The rotator was connected to the log by a rope 6 ft.
In Thomas Walker's harpoon or frictionless log, introduced in 1861, the wheelwork was enclosed in a cylindrical case of the same diameter as the body of the rotator or fan, and the latter was brought close up to the register, forming a compact machine and avoiding the use of the 6-ft.
Owing to the increased friction produced by a rotator making approximately 900 revolutions per mile, towed at the end of a line varying from 40 fathoms for a 12 -knot FIG.
Speed to 60 fathoms for 20 knots, the pull of the line and rotator is borne by coned rollers, having their outlines tapering to a common point in their rotation, thus giving a broad rolling surface.

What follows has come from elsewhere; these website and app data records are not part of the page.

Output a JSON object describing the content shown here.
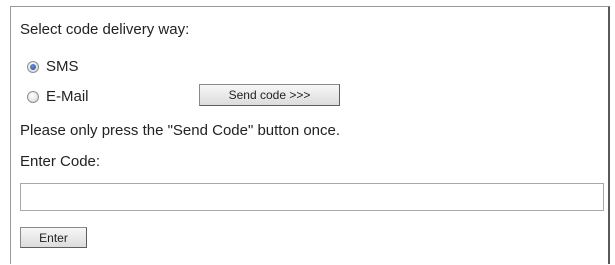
{
  "form": {
    "heading": "Select code delivery way:",
    "delivery_options": [
      {
        "label": "SMS",
        "selected": true
      },
      {
        "label": "E-Mail",
        "selected": false
      }
    ],
    "send_button_label": "Send code >>>",
    "note": "Please only press the \"Send Code\" button once.",
    "code_label": "Enter Code:",
    "code_value": "",
    "enter_button_label": "Enter"
  }
}
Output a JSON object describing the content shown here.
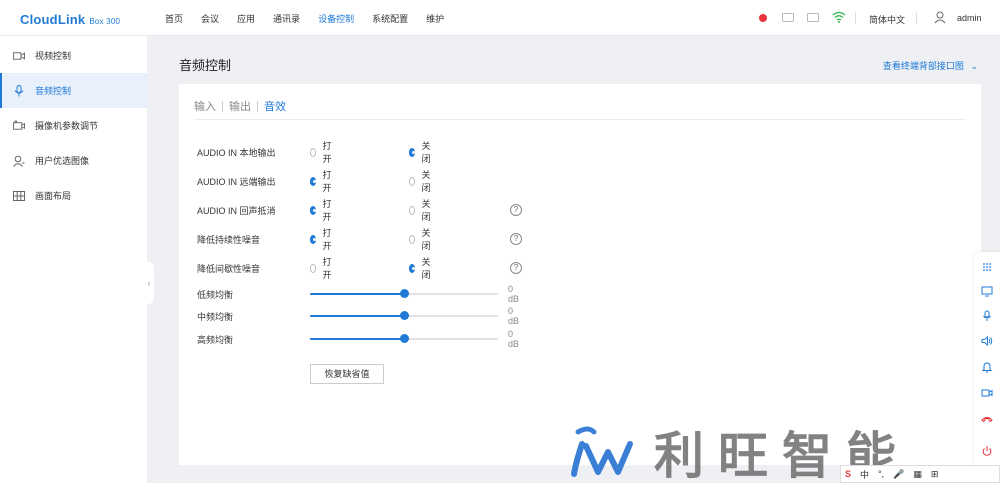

4 the shoe H is secured to the taffrail, and the rotator in the water is hooked to the eye of the spindle M by the hook D.